___ Listed records ___

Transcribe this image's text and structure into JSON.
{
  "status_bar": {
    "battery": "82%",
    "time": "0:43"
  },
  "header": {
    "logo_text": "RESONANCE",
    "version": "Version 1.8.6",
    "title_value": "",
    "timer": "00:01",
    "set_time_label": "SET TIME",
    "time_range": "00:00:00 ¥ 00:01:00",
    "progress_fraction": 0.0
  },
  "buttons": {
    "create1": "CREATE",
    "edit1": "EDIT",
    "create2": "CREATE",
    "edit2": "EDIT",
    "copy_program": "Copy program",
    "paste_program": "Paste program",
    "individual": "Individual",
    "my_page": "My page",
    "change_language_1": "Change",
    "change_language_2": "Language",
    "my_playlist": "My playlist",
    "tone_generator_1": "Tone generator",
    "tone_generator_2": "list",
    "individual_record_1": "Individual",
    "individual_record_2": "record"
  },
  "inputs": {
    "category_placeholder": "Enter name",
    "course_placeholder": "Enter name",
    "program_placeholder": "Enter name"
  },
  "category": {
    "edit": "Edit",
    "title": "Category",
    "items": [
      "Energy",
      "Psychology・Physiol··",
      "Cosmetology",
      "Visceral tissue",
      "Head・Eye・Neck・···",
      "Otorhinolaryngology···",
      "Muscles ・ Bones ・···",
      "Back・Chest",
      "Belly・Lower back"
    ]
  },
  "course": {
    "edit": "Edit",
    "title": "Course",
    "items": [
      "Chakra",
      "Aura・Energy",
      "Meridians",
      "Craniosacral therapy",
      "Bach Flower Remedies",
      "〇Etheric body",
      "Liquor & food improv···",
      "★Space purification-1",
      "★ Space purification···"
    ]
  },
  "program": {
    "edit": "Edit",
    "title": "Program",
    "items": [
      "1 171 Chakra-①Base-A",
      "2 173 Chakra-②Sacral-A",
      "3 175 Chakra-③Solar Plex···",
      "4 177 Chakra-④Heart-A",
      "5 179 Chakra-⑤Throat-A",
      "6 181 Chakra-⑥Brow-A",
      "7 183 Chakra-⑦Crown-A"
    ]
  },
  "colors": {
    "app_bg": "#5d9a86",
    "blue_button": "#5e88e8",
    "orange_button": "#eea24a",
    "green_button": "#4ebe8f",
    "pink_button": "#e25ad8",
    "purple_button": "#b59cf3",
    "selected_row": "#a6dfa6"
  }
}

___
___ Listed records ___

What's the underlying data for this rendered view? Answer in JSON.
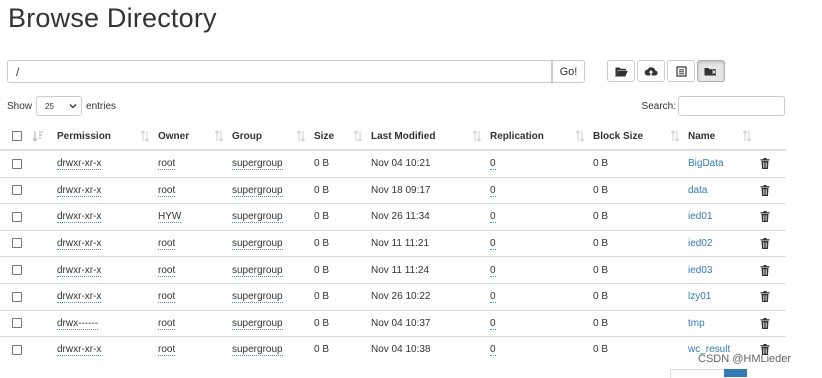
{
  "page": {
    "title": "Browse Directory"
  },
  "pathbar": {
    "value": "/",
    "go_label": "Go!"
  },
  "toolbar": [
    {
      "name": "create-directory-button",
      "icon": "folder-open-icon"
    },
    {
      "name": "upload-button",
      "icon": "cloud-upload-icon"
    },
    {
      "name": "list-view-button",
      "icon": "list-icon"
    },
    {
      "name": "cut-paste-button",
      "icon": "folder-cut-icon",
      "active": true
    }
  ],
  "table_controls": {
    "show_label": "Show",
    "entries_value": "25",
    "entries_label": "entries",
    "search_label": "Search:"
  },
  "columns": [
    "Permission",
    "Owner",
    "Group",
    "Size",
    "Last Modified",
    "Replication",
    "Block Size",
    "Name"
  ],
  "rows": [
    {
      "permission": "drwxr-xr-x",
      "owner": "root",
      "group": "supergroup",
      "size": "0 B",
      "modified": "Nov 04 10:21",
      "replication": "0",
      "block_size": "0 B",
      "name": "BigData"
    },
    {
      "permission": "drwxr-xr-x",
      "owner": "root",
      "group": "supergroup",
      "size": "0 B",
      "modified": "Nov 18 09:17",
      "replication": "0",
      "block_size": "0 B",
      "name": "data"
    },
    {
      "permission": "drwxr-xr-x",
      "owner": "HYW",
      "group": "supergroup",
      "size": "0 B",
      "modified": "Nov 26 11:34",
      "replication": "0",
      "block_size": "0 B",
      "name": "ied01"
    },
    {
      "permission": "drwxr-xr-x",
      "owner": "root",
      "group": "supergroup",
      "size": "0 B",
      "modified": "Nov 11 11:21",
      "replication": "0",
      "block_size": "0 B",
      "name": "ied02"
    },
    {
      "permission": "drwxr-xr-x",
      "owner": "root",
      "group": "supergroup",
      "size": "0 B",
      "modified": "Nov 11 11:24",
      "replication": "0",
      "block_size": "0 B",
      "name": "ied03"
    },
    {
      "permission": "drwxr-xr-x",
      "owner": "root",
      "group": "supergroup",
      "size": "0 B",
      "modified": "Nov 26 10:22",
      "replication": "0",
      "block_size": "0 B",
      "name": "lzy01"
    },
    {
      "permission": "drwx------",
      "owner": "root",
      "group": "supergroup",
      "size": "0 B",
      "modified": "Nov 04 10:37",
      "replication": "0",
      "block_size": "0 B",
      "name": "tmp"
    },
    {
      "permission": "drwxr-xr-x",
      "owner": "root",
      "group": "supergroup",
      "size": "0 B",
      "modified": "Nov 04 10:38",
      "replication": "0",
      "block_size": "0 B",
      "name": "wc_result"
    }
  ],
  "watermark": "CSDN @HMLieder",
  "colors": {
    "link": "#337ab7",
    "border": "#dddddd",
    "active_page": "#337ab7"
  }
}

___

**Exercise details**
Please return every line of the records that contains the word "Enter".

**Exercise answer**
    "category_placeholder": "Enter name",
    "course_placeholder": "Enter name",
    "program_placeholder": "Enter name"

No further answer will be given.